This isn’t the first time a director has come to Leguizamo to play an integral part in what is essentially their life story as parable. John’s reaction to being invited into these roles was from an earnest state of humility: “It’s an incredible honor. If anything I walked away from my parents with was immigrant values of hard work and be honorable. Honor is a huge thing. Latin immigrants anyway, Latin families. Respect and honor are huge. They’re a huge part of our upbringing. I try to do that. To be in Jon’s movie… He is an artist. He had one of the biggest independent films ever and cemented an independent industry. Everybody wanted that, that lightning in a bottle. They wanted him to do it again. Kids wanted to make it studios wanted to buy it the audiences wanted to see more of that. He was a part of that and I think he went back to the well, which was, ‘let me tell something that was really personal.’ That’s the beauty of the paradigm of the story structure Jon decided to tell. He’s a brilliant guy. This is the journey of an artist. A man who gets success. He loses success and from the ashes you get a rebirth. We’ve all related to that story somehow.”
In the film, Leguizamo plays Favreau’s loyal line cook, who follows Casper to Miami to join him on his vision quest. In the role, Leguizamo shines by giving an earnest and relaxed performance showcasing the levity and loyalty needed to survive in a kitchen. The camaraderie between the two men sells the back half of the picture, and Leguizamo’s complimentary approach lets Favreau shine. “I’m a method guy. You gotta act like yourself and then you gotta do those things. Jon and I hung. He went to two months of restaurant training. I went to three weeks of restaurant training. In the restaurant’s I saw the incredible camaraderie and loyalty. The beautiful thing was, here’s these white guys in charge and they owe it all to their Latin crew. They would die for their crew. They would take a bullet for their crew and their crew for them. It’s incredible, it’s like a general. There’s real love and loyalty, and I wanted to pay tribute to that. Jon is an incredible leader and, like Baz Luhrmann, you want to give them everything. He’s a great director. A level five leader. He makes you so a part of it, like this whole thing depends on you. It’s great to feel that kind of trust and that collaborative feeling.”

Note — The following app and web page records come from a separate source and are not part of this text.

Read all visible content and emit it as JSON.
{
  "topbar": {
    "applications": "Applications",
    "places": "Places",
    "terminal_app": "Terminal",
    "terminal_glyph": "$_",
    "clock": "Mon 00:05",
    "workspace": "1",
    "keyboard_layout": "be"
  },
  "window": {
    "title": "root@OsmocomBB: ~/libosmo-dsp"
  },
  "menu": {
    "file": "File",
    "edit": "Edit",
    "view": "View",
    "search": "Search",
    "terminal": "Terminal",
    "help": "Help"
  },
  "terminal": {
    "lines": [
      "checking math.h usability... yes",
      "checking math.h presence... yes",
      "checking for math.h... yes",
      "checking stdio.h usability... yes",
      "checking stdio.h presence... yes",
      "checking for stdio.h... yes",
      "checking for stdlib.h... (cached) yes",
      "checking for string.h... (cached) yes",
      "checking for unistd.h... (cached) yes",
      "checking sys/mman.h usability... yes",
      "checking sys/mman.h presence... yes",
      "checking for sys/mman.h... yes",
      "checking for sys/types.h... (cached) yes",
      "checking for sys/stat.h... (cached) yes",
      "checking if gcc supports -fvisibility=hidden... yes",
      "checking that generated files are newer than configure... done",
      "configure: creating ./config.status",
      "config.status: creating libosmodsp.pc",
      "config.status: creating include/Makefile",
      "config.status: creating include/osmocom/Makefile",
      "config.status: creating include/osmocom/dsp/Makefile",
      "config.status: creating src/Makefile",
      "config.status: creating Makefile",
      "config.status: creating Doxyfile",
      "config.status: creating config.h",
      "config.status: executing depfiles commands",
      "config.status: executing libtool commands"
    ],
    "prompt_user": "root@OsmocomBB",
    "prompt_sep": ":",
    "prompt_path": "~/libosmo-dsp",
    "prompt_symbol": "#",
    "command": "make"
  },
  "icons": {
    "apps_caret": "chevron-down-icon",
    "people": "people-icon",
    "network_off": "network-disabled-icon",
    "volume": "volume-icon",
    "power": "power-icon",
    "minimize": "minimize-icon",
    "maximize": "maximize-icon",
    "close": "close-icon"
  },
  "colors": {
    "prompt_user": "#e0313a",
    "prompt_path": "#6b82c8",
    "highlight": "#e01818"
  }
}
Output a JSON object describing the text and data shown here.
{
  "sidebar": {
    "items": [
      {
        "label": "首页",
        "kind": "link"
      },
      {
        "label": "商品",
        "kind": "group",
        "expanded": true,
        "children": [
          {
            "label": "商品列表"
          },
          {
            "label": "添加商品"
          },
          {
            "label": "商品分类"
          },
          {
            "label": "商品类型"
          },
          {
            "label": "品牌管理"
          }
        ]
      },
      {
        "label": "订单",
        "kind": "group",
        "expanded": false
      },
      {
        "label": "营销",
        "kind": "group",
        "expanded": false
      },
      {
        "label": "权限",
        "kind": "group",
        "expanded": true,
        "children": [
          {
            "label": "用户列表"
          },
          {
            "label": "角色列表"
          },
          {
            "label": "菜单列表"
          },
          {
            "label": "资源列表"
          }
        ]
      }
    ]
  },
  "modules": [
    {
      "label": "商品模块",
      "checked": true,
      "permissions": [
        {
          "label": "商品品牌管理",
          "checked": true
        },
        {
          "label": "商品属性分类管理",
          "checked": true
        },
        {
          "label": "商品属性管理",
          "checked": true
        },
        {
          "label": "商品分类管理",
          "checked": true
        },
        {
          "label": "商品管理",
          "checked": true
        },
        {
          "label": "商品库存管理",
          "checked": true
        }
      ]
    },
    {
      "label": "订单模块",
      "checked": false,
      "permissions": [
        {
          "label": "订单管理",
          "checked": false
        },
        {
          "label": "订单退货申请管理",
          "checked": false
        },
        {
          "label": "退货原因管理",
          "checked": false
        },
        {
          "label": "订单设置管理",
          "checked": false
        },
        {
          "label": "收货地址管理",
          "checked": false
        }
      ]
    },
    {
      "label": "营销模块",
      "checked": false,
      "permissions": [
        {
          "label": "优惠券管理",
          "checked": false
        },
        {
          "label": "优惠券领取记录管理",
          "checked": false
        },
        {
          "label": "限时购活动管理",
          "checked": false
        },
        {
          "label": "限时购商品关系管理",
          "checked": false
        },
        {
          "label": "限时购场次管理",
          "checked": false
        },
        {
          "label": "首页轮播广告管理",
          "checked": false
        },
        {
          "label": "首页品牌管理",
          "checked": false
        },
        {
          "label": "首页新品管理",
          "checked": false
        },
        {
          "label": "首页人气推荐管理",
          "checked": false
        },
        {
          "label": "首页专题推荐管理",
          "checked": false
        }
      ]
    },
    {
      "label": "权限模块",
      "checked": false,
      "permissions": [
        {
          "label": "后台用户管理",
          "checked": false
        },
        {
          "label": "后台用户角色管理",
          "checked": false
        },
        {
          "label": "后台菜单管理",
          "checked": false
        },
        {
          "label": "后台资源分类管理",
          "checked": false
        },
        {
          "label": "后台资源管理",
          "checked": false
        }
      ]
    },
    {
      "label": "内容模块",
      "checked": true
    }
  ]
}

The film’s infusion of Latin culture makes for a cross-cultural experience that hasn’t been seen on screen before. Attempts like Spanglish have failed to find an audience and feel more like white guilt than honest looks at the experiences of a multi-cultural society. In Chef, Favreau chose not to have subtitles for a film with a noticeable amount of Spanish dialogue; Leguizamo noted, “There is a lot of Latin influence in the movie, especially the great boogaloo tunes, salsa. And to not have to put subtitles anymore for the Spanish is cool. I know most people aren’t getting it, but a lot of people are. Look at Europe, they speak English, they speak French, they speak Italian. Latin America is all around America. People could be speaking at least that.”
John Leguizamo’s Ghetto Klown premieres tonight (Saturday, March 22nd) at 10e/p on HBO. Jon Favreau’s Chef is in theaters May 9th. Stay tuned to Nerdist.com for more on Chef and check out our initial thoughts from our SXSW wrap-up.